(EXERCISE MATERIALS)
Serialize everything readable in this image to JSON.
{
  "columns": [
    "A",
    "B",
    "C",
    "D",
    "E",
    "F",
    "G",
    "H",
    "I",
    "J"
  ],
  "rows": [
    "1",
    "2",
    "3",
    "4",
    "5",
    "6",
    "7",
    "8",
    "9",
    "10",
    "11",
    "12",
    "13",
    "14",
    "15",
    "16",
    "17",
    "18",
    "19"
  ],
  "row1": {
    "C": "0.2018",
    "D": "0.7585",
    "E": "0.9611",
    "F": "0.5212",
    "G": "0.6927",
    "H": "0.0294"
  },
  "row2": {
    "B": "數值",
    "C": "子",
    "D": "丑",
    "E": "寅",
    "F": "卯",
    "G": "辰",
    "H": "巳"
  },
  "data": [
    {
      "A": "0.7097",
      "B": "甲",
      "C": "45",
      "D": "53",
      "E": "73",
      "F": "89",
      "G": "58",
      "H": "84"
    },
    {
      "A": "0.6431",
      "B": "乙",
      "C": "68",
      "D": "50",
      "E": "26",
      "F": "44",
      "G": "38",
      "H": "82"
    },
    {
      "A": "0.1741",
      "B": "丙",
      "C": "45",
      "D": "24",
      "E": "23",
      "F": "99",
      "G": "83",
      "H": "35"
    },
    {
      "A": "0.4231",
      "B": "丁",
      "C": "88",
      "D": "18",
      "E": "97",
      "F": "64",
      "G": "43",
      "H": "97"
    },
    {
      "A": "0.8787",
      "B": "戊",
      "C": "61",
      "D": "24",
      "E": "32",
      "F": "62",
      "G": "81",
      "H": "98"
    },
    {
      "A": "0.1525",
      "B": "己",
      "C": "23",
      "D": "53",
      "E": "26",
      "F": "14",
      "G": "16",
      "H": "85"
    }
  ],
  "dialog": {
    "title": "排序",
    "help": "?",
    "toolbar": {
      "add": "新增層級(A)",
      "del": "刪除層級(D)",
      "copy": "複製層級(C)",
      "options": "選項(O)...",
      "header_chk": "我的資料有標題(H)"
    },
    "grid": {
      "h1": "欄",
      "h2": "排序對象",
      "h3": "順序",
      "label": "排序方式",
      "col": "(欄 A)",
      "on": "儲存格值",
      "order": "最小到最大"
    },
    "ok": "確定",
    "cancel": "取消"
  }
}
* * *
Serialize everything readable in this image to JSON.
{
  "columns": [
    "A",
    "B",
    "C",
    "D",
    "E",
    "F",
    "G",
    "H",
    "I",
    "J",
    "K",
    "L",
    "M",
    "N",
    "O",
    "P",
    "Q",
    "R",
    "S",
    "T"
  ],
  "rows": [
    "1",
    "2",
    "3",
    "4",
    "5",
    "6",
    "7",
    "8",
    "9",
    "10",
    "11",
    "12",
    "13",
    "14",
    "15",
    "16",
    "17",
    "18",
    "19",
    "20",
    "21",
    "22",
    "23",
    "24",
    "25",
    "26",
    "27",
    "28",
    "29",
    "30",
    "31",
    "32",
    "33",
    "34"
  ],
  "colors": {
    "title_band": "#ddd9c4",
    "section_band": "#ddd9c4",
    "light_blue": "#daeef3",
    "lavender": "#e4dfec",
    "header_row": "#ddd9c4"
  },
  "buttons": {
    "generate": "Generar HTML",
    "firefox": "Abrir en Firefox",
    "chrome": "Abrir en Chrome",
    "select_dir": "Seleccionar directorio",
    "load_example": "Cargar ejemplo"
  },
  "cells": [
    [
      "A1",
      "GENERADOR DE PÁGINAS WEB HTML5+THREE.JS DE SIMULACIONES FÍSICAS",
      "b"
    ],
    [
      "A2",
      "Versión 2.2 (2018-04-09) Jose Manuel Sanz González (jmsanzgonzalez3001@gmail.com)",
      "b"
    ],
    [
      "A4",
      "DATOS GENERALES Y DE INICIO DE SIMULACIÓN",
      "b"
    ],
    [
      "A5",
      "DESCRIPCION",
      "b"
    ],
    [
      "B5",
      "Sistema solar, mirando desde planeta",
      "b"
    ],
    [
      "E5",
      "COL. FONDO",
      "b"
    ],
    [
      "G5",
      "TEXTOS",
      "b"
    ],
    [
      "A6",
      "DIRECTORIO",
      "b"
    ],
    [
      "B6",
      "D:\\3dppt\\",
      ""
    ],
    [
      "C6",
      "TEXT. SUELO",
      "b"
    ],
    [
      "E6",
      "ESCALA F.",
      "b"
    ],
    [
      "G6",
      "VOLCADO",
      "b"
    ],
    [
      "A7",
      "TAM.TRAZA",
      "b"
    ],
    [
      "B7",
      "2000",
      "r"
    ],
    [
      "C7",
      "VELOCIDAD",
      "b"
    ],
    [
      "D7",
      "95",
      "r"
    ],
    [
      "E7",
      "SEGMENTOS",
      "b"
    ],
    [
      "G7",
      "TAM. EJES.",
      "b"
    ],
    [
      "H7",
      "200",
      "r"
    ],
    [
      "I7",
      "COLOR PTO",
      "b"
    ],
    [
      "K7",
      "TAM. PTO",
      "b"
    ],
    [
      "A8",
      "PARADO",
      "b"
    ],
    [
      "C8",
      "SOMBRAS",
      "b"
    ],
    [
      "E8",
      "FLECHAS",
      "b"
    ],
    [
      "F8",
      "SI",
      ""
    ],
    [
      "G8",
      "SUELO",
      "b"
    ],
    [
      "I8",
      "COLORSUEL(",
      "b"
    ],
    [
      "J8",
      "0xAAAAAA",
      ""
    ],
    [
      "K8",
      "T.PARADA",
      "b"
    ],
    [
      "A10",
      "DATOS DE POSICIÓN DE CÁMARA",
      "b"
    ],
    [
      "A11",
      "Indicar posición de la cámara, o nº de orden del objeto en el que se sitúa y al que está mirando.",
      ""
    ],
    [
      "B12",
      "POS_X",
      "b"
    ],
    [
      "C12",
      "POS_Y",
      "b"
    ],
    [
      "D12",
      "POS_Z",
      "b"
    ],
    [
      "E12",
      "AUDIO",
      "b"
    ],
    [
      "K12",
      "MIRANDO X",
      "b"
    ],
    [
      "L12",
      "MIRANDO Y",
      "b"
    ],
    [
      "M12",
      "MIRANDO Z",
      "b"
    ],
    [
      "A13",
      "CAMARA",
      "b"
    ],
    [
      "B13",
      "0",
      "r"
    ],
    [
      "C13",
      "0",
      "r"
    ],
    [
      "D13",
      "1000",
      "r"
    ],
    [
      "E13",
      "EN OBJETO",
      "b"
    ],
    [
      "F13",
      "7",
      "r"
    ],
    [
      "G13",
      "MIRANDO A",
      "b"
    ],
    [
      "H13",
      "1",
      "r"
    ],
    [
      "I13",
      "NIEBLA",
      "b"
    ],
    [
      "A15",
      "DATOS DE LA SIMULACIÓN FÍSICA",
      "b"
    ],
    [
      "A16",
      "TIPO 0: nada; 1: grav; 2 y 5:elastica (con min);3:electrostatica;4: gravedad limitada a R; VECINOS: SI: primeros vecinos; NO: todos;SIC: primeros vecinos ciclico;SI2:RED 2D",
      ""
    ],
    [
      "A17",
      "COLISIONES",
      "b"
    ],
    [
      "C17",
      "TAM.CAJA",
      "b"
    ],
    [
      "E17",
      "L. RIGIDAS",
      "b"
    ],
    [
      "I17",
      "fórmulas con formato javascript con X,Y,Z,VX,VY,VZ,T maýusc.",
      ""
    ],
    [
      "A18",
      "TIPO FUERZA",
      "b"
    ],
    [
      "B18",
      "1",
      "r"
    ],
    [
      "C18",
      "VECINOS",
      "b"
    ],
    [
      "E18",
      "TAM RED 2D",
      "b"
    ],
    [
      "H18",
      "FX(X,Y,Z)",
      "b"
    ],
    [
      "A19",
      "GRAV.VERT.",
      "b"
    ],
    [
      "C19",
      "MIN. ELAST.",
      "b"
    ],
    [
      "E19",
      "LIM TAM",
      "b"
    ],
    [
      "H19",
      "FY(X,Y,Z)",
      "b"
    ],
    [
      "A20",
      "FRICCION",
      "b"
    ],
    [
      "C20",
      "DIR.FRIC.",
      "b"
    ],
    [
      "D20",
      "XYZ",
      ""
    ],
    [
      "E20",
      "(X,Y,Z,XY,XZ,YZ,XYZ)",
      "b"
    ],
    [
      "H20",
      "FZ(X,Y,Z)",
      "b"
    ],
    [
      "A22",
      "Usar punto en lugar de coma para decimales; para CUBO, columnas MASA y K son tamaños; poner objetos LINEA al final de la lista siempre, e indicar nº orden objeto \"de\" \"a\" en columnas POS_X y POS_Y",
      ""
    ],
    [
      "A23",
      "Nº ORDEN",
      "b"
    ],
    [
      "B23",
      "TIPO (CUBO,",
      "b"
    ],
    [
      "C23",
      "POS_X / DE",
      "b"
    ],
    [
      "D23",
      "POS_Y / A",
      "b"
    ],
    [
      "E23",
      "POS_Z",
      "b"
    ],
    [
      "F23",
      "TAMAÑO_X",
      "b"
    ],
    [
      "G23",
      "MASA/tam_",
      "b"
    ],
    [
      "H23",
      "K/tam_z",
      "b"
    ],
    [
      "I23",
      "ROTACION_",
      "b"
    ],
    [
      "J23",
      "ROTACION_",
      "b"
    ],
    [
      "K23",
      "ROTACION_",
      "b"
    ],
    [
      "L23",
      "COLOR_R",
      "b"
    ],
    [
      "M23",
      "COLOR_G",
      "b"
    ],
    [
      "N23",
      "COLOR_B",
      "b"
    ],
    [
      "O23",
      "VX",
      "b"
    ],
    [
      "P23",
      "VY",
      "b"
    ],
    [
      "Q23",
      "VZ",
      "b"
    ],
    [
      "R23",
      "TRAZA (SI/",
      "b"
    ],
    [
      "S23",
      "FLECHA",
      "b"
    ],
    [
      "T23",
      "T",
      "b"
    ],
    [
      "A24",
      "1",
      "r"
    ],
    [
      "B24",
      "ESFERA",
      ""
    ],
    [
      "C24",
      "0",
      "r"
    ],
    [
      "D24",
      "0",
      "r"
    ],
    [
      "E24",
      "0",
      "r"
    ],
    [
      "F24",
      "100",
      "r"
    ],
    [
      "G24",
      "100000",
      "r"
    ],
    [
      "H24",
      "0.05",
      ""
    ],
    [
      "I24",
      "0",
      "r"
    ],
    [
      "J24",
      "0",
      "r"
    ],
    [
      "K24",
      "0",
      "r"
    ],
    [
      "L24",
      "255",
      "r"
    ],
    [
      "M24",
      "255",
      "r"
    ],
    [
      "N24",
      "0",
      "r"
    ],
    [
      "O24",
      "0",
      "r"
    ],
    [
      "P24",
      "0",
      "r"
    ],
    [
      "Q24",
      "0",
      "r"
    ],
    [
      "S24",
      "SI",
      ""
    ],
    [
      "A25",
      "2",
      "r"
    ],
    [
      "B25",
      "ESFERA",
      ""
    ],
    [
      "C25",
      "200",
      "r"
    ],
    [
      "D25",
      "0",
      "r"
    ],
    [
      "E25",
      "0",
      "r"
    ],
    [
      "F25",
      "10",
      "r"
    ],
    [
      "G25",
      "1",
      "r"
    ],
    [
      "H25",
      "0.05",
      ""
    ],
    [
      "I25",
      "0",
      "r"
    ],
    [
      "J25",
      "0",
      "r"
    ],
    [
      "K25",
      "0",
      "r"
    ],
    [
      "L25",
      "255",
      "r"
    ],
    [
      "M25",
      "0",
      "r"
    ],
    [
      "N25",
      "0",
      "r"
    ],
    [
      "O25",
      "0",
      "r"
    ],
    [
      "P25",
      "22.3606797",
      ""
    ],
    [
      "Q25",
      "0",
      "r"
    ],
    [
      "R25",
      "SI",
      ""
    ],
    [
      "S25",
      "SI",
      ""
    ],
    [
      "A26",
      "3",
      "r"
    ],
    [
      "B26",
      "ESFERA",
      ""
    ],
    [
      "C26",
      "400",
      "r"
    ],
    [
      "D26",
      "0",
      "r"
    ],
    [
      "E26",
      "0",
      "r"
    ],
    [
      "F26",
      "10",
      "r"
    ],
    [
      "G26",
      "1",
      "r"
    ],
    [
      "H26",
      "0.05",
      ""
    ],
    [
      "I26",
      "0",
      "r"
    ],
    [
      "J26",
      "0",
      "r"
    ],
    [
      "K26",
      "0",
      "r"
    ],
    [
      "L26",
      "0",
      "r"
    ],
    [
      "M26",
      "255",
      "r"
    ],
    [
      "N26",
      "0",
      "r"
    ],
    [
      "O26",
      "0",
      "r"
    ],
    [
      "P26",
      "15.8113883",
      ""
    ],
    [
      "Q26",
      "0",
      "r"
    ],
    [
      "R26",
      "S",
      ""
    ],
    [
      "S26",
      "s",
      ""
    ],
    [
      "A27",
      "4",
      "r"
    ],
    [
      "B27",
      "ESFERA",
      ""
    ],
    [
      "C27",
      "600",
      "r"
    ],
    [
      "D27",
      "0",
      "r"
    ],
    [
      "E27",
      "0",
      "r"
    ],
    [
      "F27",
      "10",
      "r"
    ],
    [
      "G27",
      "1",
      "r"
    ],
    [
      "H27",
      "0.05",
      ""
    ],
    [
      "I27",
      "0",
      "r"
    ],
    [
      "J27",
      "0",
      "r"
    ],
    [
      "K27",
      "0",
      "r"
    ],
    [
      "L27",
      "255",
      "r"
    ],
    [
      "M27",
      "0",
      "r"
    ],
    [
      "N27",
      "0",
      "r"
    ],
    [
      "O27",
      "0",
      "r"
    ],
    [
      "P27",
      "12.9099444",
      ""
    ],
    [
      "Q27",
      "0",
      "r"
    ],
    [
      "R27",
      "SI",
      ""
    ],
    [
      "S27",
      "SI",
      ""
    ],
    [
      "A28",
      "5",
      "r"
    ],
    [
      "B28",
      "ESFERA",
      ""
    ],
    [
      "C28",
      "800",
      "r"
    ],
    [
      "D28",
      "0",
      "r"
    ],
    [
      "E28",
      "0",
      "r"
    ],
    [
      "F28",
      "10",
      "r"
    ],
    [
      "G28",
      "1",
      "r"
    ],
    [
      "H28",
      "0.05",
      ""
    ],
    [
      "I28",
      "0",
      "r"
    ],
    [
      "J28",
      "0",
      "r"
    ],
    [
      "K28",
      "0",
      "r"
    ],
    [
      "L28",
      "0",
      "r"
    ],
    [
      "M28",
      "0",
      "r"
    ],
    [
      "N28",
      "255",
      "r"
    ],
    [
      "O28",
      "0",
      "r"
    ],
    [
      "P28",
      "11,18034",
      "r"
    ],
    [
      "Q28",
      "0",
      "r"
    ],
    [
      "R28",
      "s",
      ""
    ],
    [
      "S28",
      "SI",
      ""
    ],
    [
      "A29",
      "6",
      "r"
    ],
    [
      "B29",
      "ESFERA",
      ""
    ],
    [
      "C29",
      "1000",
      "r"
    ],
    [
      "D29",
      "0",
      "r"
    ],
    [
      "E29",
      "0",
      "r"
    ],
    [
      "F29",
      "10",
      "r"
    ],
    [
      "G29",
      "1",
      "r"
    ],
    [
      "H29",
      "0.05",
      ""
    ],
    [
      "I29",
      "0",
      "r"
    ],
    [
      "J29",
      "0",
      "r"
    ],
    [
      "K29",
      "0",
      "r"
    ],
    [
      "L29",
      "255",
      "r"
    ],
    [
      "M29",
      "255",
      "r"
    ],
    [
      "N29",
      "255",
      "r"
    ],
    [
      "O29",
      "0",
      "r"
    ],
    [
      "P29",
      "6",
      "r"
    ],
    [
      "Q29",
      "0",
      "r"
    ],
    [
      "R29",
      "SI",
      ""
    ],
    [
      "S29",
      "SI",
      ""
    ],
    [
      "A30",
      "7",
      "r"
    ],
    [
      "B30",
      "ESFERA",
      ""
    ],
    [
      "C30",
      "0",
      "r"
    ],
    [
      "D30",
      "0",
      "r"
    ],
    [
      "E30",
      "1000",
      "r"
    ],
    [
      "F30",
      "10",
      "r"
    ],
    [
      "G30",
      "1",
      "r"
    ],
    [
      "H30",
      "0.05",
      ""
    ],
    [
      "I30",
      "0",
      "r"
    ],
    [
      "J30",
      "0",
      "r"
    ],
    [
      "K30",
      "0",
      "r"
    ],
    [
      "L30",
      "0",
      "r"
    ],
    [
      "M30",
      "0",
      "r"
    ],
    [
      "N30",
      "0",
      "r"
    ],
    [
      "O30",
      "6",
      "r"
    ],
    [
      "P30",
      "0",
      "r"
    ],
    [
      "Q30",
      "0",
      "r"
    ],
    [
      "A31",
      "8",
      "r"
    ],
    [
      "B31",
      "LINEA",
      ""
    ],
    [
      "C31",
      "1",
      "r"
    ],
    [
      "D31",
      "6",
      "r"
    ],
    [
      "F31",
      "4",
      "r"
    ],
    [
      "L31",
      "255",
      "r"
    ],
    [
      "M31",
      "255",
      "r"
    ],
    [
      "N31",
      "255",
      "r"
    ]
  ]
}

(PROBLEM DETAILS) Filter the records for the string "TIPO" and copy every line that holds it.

(SOLUTION TO THE EXERCISE)
      "TIPO 0: nada; 1: grav; 2 y 5:elastica (con min);3:electrostatica;4: gravedad limitada a R; VECINOS: SI: primeros vecinos; NO: todos;SIC: primeros vecinos ciclico;SI2:RED 2D",
      "TIPO FUERZA",
      "TIPO (CUBO,",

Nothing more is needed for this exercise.